__Problem__. In the records that follow, find each line with "structured" and pull it out.
Materials provided START
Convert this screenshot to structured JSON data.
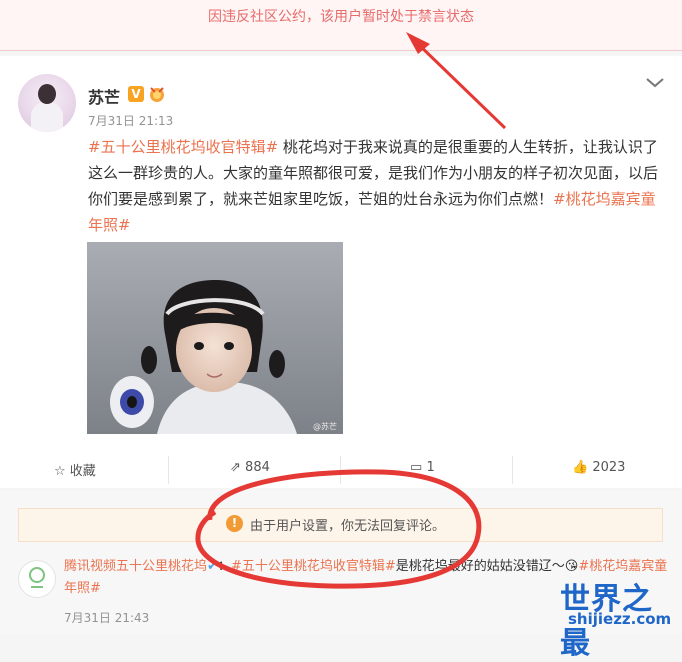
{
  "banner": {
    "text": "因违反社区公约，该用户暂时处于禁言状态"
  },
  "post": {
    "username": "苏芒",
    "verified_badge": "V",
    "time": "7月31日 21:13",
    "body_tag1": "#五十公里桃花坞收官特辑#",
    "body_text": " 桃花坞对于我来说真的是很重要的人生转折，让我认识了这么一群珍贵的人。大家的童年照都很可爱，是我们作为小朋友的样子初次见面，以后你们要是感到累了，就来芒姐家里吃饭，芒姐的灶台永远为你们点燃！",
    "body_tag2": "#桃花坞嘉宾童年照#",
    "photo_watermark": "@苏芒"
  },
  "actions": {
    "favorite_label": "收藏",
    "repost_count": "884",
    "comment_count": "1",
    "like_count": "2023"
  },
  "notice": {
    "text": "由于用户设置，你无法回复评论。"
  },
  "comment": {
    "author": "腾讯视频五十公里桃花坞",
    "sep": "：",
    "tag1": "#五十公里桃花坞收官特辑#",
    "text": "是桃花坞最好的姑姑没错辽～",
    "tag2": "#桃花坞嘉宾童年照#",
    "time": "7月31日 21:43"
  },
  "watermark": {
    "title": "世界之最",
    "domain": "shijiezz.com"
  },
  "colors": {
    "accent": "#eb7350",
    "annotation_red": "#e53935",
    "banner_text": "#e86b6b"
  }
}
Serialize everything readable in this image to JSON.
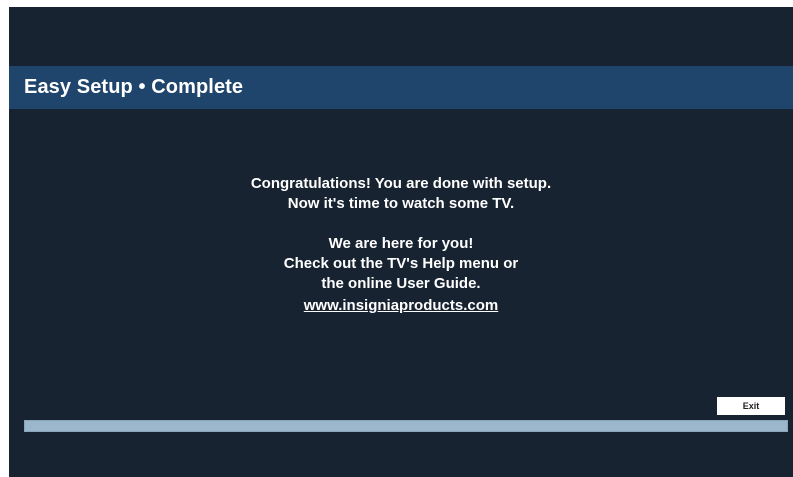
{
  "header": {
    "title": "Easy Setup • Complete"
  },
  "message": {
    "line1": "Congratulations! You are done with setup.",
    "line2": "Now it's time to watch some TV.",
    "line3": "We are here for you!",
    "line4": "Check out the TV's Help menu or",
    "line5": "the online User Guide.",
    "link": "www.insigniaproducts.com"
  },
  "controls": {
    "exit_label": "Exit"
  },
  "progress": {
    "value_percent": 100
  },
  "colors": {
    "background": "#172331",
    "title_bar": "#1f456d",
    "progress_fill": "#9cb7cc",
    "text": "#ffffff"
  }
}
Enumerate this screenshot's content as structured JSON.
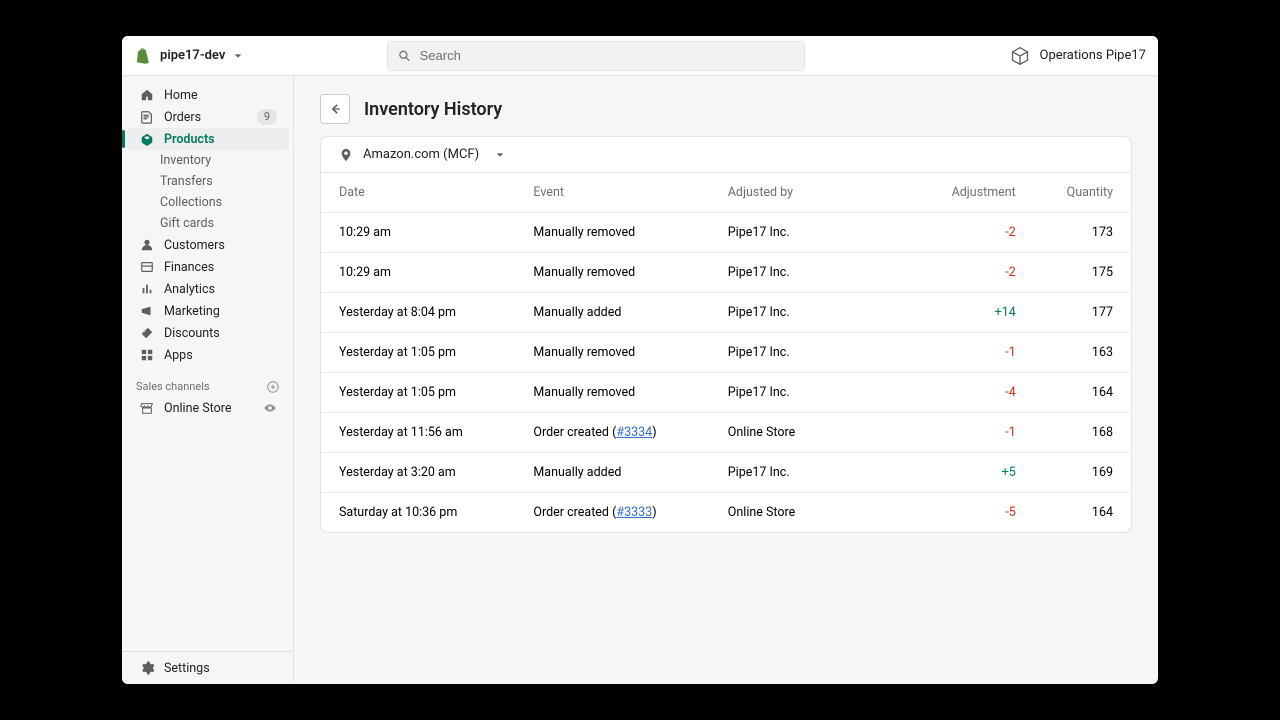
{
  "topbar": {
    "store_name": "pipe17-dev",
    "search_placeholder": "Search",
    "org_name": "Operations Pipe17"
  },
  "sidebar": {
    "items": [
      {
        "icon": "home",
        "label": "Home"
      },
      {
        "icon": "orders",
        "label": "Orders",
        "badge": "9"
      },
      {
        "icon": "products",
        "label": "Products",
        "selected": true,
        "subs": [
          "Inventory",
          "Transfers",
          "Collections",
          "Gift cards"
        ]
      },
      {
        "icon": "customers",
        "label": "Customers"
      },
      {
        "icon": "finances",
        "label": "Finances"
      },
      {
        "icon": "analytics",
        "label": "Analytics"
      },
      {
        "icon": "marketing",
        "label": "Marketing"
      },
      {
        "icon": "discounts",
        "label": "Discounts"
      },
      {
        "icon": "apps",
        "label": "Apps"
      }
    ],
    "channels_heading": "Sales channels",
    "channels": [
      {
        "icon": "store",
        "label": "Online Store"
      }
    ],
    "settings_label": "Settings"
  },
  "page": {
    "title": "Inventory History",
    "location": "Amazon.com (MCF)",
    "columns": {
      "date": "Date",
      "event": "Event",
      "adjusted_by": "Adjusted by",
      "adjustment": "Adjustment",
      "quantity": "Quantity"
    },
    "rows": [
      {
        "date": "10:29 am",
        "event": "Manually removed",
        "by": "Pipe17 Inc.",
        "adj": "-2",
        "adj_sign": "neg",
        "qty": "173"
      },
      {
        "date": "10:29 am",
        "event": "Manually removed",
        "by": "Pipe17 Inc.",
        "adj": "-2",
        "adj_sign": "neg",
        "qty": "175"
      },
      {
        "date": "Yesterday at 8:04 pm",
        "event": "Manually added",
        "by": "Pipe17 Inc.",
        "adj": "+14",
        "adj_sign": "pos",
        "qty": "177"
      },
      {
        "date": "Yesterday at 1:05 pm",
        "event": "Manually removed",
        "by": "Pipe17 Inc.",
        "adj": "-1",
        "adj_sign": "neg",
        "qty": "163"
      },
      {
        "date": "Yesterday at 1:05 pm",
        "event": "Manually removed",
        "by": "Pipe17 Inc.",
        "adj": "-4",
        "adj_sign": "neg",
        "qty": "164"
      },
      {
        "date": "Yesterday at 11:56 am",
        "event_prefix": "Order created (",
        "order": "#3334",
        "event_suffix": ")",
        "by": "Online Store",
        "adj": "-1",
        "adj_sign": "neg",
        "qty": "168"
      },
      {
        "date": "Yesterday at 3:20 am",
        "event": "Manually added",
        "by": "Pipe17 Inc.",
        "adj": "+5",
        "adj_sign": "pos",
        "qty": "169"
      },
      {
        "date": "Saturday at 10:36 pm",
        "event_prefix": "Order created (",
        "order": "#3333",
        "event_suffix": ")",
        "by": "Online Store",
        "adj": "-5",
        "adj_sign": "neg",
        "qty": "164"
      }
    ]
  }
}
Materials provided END
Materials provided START
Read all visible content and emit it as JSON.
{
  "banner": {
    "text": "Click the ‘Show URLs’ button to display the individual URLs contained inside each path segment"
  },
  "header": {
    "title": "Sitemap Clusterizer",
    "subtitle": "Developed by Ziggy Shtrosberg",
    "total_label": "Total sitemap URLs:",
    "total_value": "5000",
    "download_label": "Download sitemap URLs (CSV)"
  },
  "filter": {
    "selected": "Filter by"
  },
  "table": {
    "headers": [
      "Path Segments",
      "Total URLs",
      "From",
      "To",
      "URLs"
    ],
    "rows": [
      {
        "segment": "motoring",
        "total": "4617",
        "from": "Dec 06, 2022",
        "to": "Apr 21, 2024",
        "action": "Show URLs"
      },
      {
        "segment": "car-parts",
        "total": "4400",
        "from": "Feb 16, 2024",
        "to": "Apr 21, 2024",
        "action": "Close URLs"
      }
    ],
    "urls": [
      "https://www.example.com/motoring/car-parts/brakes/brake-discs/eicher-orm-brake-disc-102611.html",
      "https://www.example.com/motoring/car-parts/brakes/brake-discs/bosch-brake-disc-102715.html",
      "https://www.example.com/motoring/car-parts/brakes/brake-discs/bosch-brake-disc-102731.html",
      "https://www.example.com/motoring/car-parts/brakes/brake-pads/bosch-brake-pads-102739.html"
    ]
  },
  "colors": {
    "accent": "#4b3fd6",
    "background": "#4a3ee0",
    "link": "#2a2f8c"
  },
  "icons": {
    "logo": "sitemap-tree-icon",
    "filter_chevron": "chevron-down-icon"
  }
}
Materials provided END
__Answer to the exercise__.
Convert this screenshot to structured JSON data.
Enumerate this screenshot's content as structured JSON.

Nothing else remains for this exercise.